Dataset records:
..........

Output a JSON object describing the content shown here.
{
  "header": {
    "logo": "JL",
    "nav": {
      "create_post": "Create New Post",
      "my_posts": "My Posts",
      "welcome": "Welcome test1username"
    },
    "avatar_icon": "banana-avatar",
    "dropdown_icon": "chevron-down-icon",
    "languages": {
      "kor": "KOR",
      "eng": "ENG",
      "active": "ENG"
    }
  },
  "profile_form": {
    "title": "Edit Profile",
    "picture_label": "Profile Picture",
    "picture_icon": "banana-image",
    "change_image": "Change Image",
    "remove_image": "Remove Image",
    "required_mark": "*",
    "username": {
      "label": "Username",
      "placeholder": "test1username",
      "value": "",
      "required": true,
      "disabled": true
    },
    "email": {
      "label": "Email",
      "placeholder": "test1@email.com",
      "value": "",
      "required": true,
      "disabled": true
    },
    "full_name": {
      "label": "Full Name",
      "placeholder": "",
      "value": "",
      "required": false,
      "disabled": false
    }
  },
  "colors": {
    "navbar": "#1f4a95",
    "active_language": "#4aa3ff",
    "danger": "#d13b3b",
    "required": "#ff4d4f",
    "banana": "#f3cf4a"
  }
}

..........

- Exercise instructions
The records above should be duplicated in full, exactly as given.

- Reply to the exercise
Output a JSON object describing the content shown here.
{
  "header": {
    "logo": "JL",
    "nav": {
      "create_post": "Create New Post",
      "my_posts": "My Posts",
      "welcome": "Welcome test1username"
    },
    "avatar_icon": "banana-avatar",
    "dropdown_icon": "chevron-down-icon",
    "languages": {
      "kor": "KOR",
      "eng": "ENG",
      "active": "ENG"
    }
  },
  "profile_form": {
    "title": "Edit Profile",
    "picture_label": "Profile Picture",
    "picture_icon": "banana-image",
    "change_image": "Change Image",
    "remove_image": "Remove Image",
    "required_mark": "*",
    "username": {
      "label": "Username",
      "placeholder": "test1username",
      "value": "",
      "required": true,
      "disabled": true
    },
    "email": {
      "label": "Email",
      "placeholder": "test1@email.com",
      "value": "",
      "required": true,
      "disabled": true
    },
    "full_name": {
      "label": "Full Name",
      "placeholder": "",
      "value": "",
      "required": false,
      "disabled": false
    }
  },
  "colors": {
    "navbar": "#1f4a95",
    "active_language": "#4aa3ff",
    "danger": "#d13b3b",
    "required": "#ff4d4f",
    "banana": "#f3cf4a"
  }
}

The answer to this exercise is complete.